MATERIALS PROVIDED:

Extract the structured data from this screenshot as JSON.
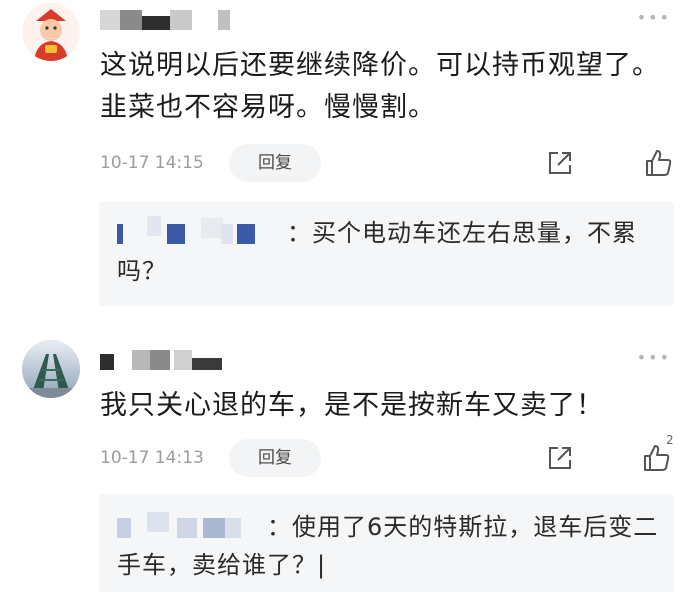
{
  "comments": [
    {
      "body": "这说明以后还要继续降价。可以持币观望了。韭菜也不容易呀。慢慢割。",
      "time": "10-17 14:15",
      "reply_label": "回复",
      "likes": "",
      "reply": {
        "text": "：买个电动车还左右思量，不累吗？"
      }
    },
    {
      "body": "我只关心退的车，是不是按新车又卖了！",
      "time": "10-17 14:13",
      "reply_label": "回复",
      "likes": "2",
      "reply": {
        "text": "：使用了6天的特斯拉，退车后变二手车，卖给谁了？|"
      }
    }
  ],
  "icons": {
    "more": "more-dots-icon",
    "share": "share-external-icon",
    "like": "thumbs-up-icon"
  },
  "colors": {
    "reply_bg": "#f5f6f8",
    "pill_bg": "#f3f4f6",
    "muted": "#9c9c9c"
  }
}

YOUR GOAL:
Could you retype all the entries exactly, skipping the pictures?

RESULT OF THE TASK:
Extract the structured data from this screenshot as JSON.
{
  "comments": [
    {
      "body": "这说明以后还要继续降价。可以持币观望了。韭菜也不容易呀。慢慢割。",
      "time": "10-17 14:15",
      "reply_label": "回复",
      "likes": "",
      "reply": {
        "text": "：买个电动车还左右思量，不累吗？"
      }
    },
    {
      "body": "我只关心退的车，是不是按新车又卖了！",
      "time": "10-17 14:13",
      "reply_label": "回复",
      "likes": "2",
      "reply": {
        "text": "：使用了6天的特斯拉，退车后变二手车，卖给谁了？|"
      }
    }
  ],
  "icons": {
    "more": "more-dots-icon",
    "share": "share-external-icon",
    "like": "thumbs-up-icon"
  },
  "colors": {
    "reply_bg": "#f5f6f8",
    "pill_bg": "#f3f4f6",
    "muted": "#9c9c9c"
  }
}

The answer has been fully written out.